Appointments of the judiciary will continue to be vested with the Governor. However, the new Constitution requires him to seek the advice of an independent body called the Judicial and Legal Services Commission (JLSC) prior to making such appointments.
The JLSC will advise the Governor, who has power to appoint, discipline or remove officials. Members will include a non-lawyer chairman. Other members will come from the local public and private bar.
In short, the JLSC will have a fundamental impact on the judiciary and other public offices that undertake legal work.
The AG remains government’s principal legal advisor, but his role as is relates to prosecutions will now rest with a new public office called the Director of Public Prosecutions.
Public accountability is also evidenced by the formation of the National Security Council (NSC), which allows elected representatives and lay persons to now contribute to policy issues concerning national security. This was previously an exclusive function of the Governor and while the Police Commissioner will still report to him, he will update both the NSC and the Premier on internal security matters and criminal activity periodically.
The NSC will comprise the Governor as chair, the Premier, two more Cabinet ministers, the Leader of Opposition, the Deputy Governor, the Attorney General, the Police Commissioner and two members of the public. The Cabinet Secretary will serve as Secretary to the NSC.
Council members will advise the Governor on matters relating to internal security, with the exception of police operations and staffing which remain the Governor’s remit. His actions must accord with advice received, unless he believes it would adversely affect Her Majesty’s interests; in such cases, the Governor shall report his action to the NSC.
Moving on, a dramatic change in the electoral process is marked by the increase in the legislature from 15 elected members to 18 elected members. Soon after the Appointed Day, the Constitution requires that an Electoral Boundary Commission (EBC) be appointed to review the electoral district boundaries and submit a report to the Governor and the LA containing its recommendations for changes in the boundaries of the electoral districts with a view to adding these additional members.
The increase in the legislative assembly will not happen immediately as it can only take place after the legislative assembly is dissolved and new election takes place and new members are returned to the LA.
With all these facets in mind, it is evident that whether it is the possibility of being called to sit on temporary or permanent commissions and councils, or the ability to independently lobby as unelected district representatives, our new Constitution involves members of the public in the governance of these Islands and embraces real change by improving transparency.

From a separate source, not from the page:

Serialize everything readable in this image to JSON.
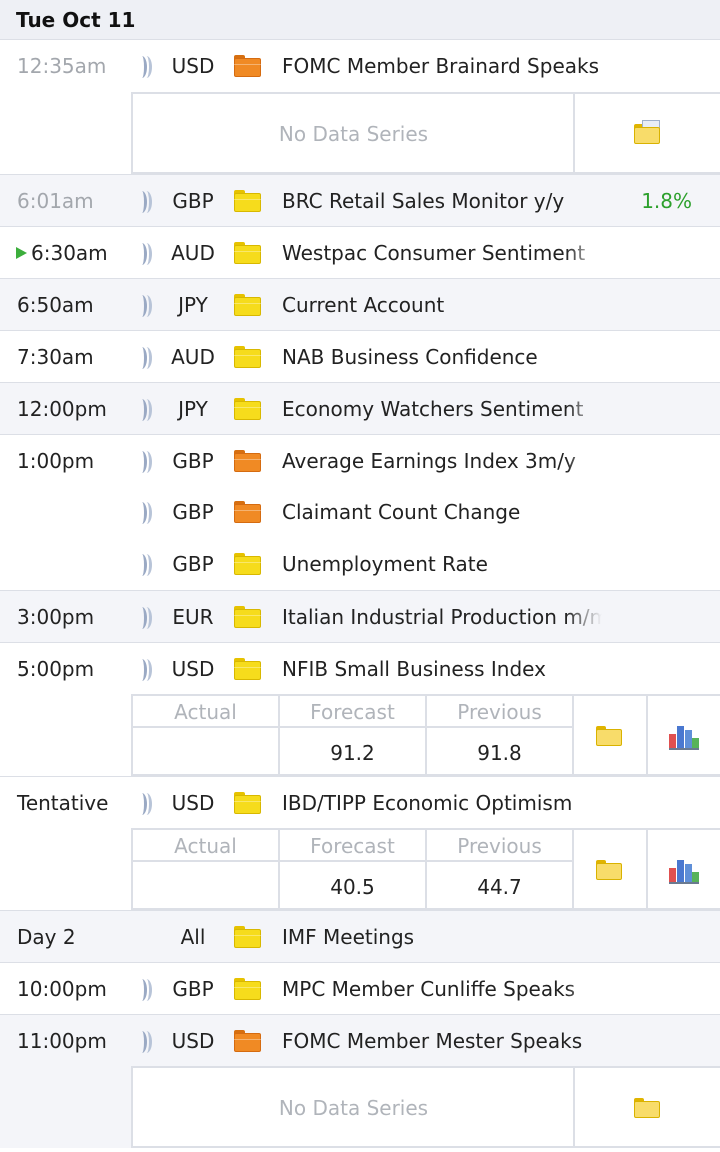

After the Appointed Day, the structure of the Cayman Islands Constitution will indeed permit a hands-on and much-needed fully-inclusive approach to local governance as we see these new measures implemented.